What a sensational discovery! What a new perspective. Really.
But then, experimenting, testing, taking notes, being stuborn about not spending my hard-earned money in excellent-albeit-expensive books (which the beloved city library won't borrow, they just allow you to read there), or in courses that slip into the same category, only now I understand a little better who to make this work. Often times, this is how it goes with newbies: they are either very insistent, or they need to pay someone to teach them. Of course, bread making is the kind of knowledge that is everywhere (as are the yeasts), but it can be kind of difficult to grasp. Every grandmother knows. There is always an auntie that know, a neighbor, anyway. But I guess the difficulty lies in the fact that making bread is something so intuitive and sensorial.
When you really get the hang of it, you don't measure anything, then it gets so tricky to explain things.

You ask: "How long should I leave it to rise?"
They say: "Ohh, until it's fluffy". So you're left there, lost, unaware if it is fluffly enough yet or past the point already.

In the texts about bread that don't take instant yeast, I will try to build a bridge between experienced bread bakers that are not too good in explanations, and those who like objective explanations but don't have much experience with bread yet.


Sink Philosophy - good morning 2015!

05/01/2015 - 2 Comments - Sink Philosophy |

Loves, how have you been these past days?
I hope that, whether in vacation or at work, you have been close to dear people, doing things you enjoy.

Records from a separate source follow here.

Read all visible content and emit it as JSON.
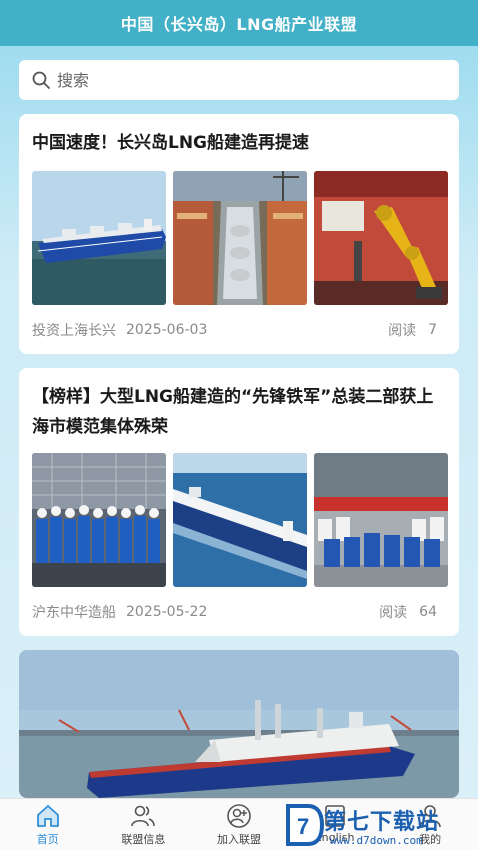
{
  "header": {
    "title": "中国（长兴岛）LNG船产业联盟"
  },
  "search": {
    "placeholder": "搜索"
  },
  "articles": [
    {
      "title": "中国速度！长兴岛LNG船建造再提速",
      "images": [
        "lng-carrier-at-sea",
        "shipyard-dock-construction",
        "yellow-welding-robot"
      ],
      "source": "投资上海长兴",
      "date": "2025-06-03",
      "read_label": "阅读",
      "read_count": "7"
    },
    {
      "title": "【榜样】大型LNG船建造的“先锋铁军”总装二部获上海市模范集体殊荣",
      "images": [
        "workers-group-in-workshop",
        "lng-carrier-sailing",
        "team-photo-with-banner"
      ],
      "source": "沪东中华造船",
      "date": "2025-05-22",
      "read_label": "阅读",
      "read_count": "64"
    },
    {
      "images": [
        "lng-carrier-large-banner"
      ]
    }
  ],
  "tabbar": {
    "items": [
      {
        "label": "首页",
        "icon": "home-icon",
        "active": true
      },
      {
        "label": "联盟信息",
        "icon": "people-icon",
        "active": false
      },
      {
        "label": "加入联盟",
        "icon": "add-user-icon",
        "active": false
      },
      {
        "label": "English",
        "icon": "globe-icon",
        "active": false
      },
      {
        "label": "我的",
        "icon": "user-icon",
        "active": false
      }
    ]
  },
  "watermark": {
    "title": "第七下载站",
    "url": "www.d7down.com"
  },
  "colors": {
    "header": "#42b0c6",
    "active_tab": "#2f8fd8",
    "watermark": "#1a5fb0"
  }
}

Now, already in the first Monday morning of 2015, I am preparing the house (and myself) for what follows: washed dishes, bread raising, beans soaking. Yesterday I went to the farmerk's market to get fresh greens, which are also clean by now.

Not that these festive dates are extremely able to mark ends and beginnings, but at least we can take this "aura" of new year to prepare the days, weeks, months and events ahead.
I got plenty of stories to tell, recipes, curiosities - just like Dr Jo and Gabriel.
I will surely be more present around here, to share with you the excitement that take me every day (or almost everyday, I admit...) to the kitchen.

Xoxo, a great year to us all.

Load more